Waiving a requirement for affordable housing units in order to award $5 million in brownfield tax breaks to a developer

Reducing Council review of brownfield tax breaks for future developments by disbanding the Brownfield Fund Review Committee

Re-zoning multiple properties as requested by developers, including a rezoning for the benefit of a campaign donor in order to add 64 full-time AirBnB units south of Burns Park (SouthTown)

Transferring over $6 million in affordable housing millage dollars back into the City’s General Fund so it could be used for other City initiatives

Allocating over $800,000 of the transferred affordable housing millage dollars toward the purchase of an election center from Oxford Companies, whose CEO is Taylor campaign donor, Jeff Hauptman.

Changing policy so that neighborhood traffic reconfigurations can happen even when over 50% of local residents oppose them

Directing the City Administrator to plan lane reductions on all multi-lane roads in Ann Arbor, while explicitly removing a requirement for traffic studies prior to implementation

Repealing affordable housing premiums downtown to facilitate larger developments without the provision of affordable housing units or payments in lieu to the affordable housing fund
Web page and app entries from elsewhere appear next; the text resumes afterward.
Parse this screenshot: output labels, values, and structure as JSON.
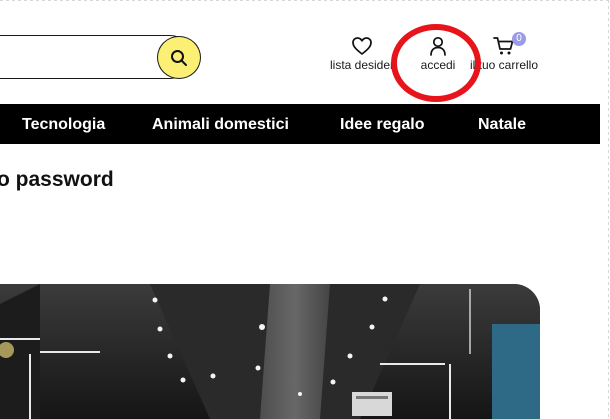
{
  "header": {
    "search": {
      "value": "",
      "placeholder": ""
    },
    "wishlist_label": "lista desider",
    "account_label": "accedi",
    "cart_label": "il tuo carrello",
    "cart_count": "0"
  },
  "nav": {
    "items": [
      {
        "label": "Tecnologia"
      },
      {
        "label": "Animali domestici"
      },
      {
        "label": "Idee regalo"
      },
      {
        "label": "Natale"
      }
    ]
  },
  "main": {
    "title": "o password"
  },
  "colors": {
    "search_button": "#fbf073",
    "highlight_circle": "#e8141c",
    "cart_badge": "#9b9be6",
    "nav_background": "#000000"
  },
  "icons": {
    "search": "search-icon",
    "wishlist": "heart-icon",
    "account": "user-icon",
    "cart": "cart-icon"
  }
}
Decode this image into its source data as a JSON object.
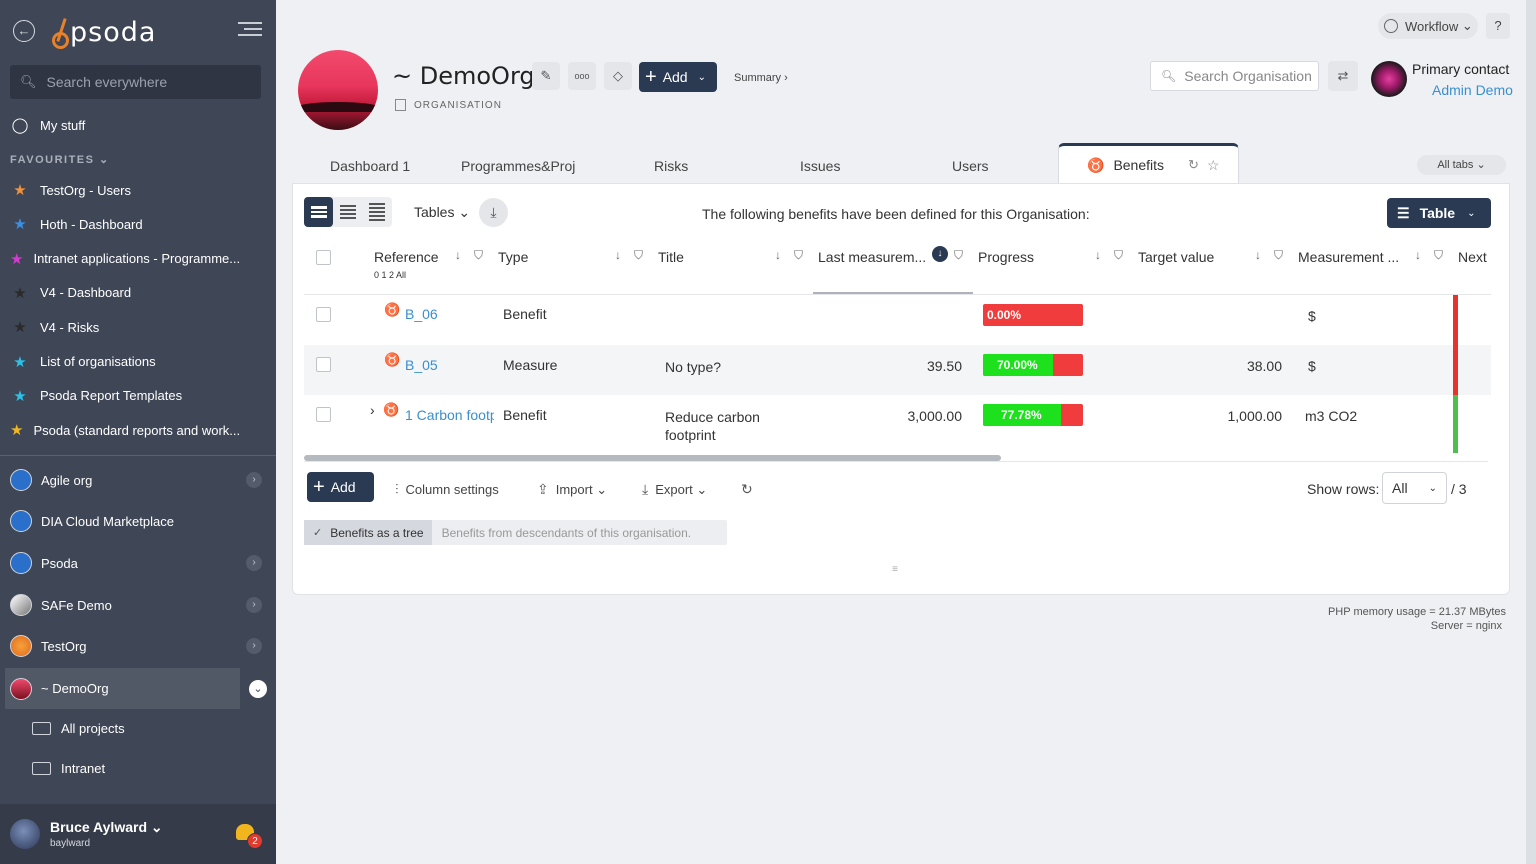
{
  "sidebar": {
    "logo": "psoda",
    "search_placeholder": "Search everywhere",
    "my_stuff": "My stuff",
    "favourites_label": "FAVOURITES",
    "favourites": [
      {
        "label": "TestOrg - Users",
        "color": "#f0913c"
      },
      {
        "label": "Hoth - Dashboard",
        "color": "#3b8fe0"
      },
      {
        "label": "Intranet applications - Programme...",
        "color": "#d63ad0"
      },
      {
        "label": "V4 - Dashboard",
        "color": "#2a2a2a"
      },
      {
        "label": "V4 - Risks",
        "color": "#2a2a2a"
      },
      {
        "label": "List of organisations",
        "color": "#2cc2e8"
      },
      {
        "label": "Psoda Report Templates",
        "color": "#2cc2e8"
      },
      {
        "label": "Psoda (standard reports and work...",
        "color": "#f2b61f"
      }
    ],
    "orgs": [
      {
        "label": "Agile org",
        "has_chevron": true
      },
      {
        "label": "DIA Cloud Marketplace",
        "has_chevron": false
      },
      {
        "label": "Psoda",
        "has_chevron": true
      },
      {
        "label": "SAFe Demo",
        "has_chevron": true
      },
      {
        "label": "TestOrg",
        "has_chevron": true
      },
      {
        "label": "~ DemoOrg",
        "has_chevron": true
      }
    ],
    "sub_items": [
      "All projects",
      "Intranet"
    ],
    "user": {
      "name": "Bruce Aylward",
      "username": "baylward",
      "notifications": "2"
    }
  },
  "header": {
    "title": "~ DemoOrg",
    "subtitle": "ORGANISATION",
    "add_label": "Add",
    "summary_label": "Summary ›",
    "workflow_label": "Workflow",
    "help_label": "?",
    "search_placeholder": "Search Organisation",
    "primary_contact_label": "Primary contact",
    "primary_contact_name": "Admin Demo"
  },
  "tabs": {
    "items": [
      "Dashboard 1",
      "Programmes&Proj",
      "Risks",
      "Issues",
      "Users"
    ],
    "active": "Benefits",
    "all_tabs_label": "All tabs"
  },
  "panel": {
    "tables_label": "Tables",
    "intro": "The following benefits have been defined for this Organisation:",
    "view_label": "Table",
    "columns": [
      "Reference",
      "Type",
      "Title",
      "Last measurem...",
      "Progress",
      "Target value",
      "Measurement ...",
      "Next"
    ],
    "levels": "0 1 2 All",
    "rows": [
      {
        "reference": "B_06",
        "type": "Benefit",
        "title": "",
        "title2": "",
        "last": "",
        "progress": 0.0,
        "progress_label": "0.00%",
        "target": "",
        "unit": "$",
        "rag": "#e8322e",
        "expand": ""
      },
      {
        "reference": "B_05",
        "type": "Measure",
        "title": "No type?",
        "title2": "",
        "last": "39.50",
        "progress": 0.7,
        "progress_label": "70.00%",
        "target": "38.00",
        "unit": "$",
        "rag": "#e8322e",
        "expand": ""
      },
      {
        "reference": "1 Carbon footp",
        "type": "Benefit",
        "title": "Reduce carbon",
        "title2": "footprint",
        "last": "3,000.00",
        "progress": 0.7778,
        "progress_label": "77.78%",
        "target": "1,000.00",
        "unit": "m3 CO2",
        "rag": "#4cbf4c",
        "expand": "›"
      }
    ],
    "add_label": "Add",
    "column_settings_label": "Column settings",
    "import_label": "Import",
    "export_label": "Export",
    "show_rows_label": "Show rows:",
    "show_rows_value": "All",
    "rows_total": "/ 3",
    "tree_on_label": "Benefits as a tree",
    "tree_off_label": "Benefits from descendants of this organisation."
  },
  "footer": {
    "memory": "PHP memory usage = 21.37 MBytes",
    "server": "Server = nginx"
  }
}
Every one of the issues above prompted questions and concerns from Ann Arbor residents who care about transparency, accountability, and integrity in government, but there was not a single vote of dissent to speak to those values. By unanimous vote this past year, Council has consistently diminished its own responsibility, dismissed the value of data and resident input, and prioritized the desires of profit interests ahead of community interests.